EXERCISE OBJECTIVE:
Some lines in the records below may hold the word "that"; give the number of those lines and nothing else.

(Page and application data records)
-------------------------

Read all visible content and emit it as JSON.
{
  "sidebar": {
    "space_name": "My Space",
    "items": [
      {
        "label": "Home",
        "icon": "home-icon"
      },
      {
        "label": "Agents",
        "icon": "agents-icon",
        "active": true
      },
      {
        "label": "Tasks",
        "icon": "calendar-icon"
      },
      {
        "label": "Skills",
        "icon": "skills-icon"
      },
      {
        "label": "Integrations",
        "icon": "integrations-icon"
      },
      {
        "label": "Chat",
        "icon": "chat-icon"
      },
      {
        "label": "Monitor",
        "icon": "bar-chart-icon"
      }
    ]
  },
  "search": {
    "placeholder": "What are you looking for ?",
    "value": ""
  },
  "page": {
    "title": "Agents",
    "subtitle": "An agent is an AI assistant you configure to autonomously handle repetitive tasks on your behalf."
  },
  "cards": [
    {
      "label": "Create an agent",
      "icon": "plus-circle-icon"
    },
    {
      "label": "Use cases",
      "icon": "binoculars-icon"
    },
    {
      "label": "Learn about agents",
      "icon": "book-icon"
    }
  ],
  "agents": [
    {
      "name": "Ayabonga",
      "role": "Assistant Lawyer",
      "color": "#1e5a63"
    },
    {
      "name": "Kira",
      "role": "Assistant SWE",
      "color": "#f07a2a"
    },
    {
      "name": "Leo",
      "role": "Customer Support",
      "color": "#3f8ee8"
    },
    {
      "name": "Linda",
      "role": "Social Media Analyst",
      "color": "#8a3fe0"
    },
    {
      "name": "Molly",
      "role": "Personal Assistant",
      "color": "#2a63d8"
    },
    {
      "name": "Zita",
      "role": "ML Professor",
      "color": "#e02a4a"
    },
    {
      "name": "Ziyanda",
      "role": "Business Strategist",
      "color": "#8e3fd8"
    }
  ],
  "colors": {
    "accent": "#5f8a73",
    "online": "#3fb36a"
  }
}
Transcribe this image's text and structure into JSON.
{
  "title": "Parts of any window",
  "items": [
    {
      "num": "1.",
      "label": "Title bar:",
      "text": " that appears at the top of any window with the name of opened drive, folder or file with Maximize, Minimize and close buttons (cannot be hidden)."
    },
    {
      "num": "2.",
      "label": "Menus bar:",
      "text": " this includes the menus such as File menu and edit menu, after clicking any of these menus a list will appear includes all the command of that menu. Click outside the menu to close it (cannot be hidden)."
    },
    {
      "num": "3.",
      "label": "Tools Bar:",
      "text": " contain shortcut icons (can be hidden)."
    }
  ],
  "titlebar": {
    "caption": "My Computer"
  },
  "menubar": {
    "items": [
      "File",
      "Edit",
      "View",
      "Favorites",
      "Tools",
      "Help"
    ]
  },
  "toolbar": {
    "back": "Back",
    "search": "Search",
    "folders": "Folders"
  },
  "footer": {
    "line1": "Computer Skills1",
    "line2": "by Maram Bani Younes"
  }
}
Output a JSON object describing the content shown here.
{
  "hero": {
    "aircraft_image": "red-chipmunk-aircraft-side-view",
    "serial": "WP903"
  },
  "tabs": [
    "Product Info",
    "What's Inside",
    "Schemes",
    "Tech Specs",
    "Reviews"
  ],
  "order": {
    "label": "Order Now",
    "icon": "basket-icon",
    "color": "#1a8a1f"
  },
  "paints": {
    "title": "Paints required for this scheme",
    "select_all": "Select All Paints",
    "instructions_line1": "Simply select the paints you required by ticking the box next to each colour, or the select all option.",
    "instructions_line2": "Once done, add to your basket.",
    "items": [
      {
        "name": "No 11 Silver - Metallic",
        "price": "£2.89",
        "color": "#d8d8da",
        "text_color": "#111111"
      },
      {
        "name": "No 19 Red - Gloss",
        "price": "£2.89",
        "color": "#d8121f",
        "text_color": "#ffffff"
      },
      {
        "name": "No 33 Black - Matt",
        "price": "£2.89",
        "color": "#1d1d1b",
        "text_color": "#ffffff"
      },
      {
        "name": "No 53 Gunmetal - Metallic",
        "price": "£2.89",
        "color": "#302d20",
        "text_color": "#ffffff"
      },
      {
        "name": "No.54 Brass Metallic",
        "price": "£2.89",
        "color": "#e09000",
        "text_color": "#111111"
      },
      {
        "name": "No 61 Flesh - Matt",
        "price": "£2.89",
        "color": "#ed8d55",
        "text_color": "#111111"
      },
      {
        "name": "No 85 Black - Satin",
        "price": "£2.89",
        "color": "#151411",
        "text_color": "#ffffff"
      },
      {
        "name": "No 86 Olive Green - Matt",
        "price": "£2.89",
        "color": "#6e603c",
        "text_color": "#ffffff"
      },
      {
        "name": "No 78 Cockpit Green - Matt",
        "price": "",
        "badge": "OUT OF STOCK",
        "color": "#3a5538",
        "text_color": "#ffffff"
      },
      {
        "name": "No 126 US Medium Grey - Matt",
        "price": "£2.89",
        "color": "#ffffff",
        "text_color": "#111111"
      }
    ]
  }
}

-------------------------

ANSWER BELOW:
2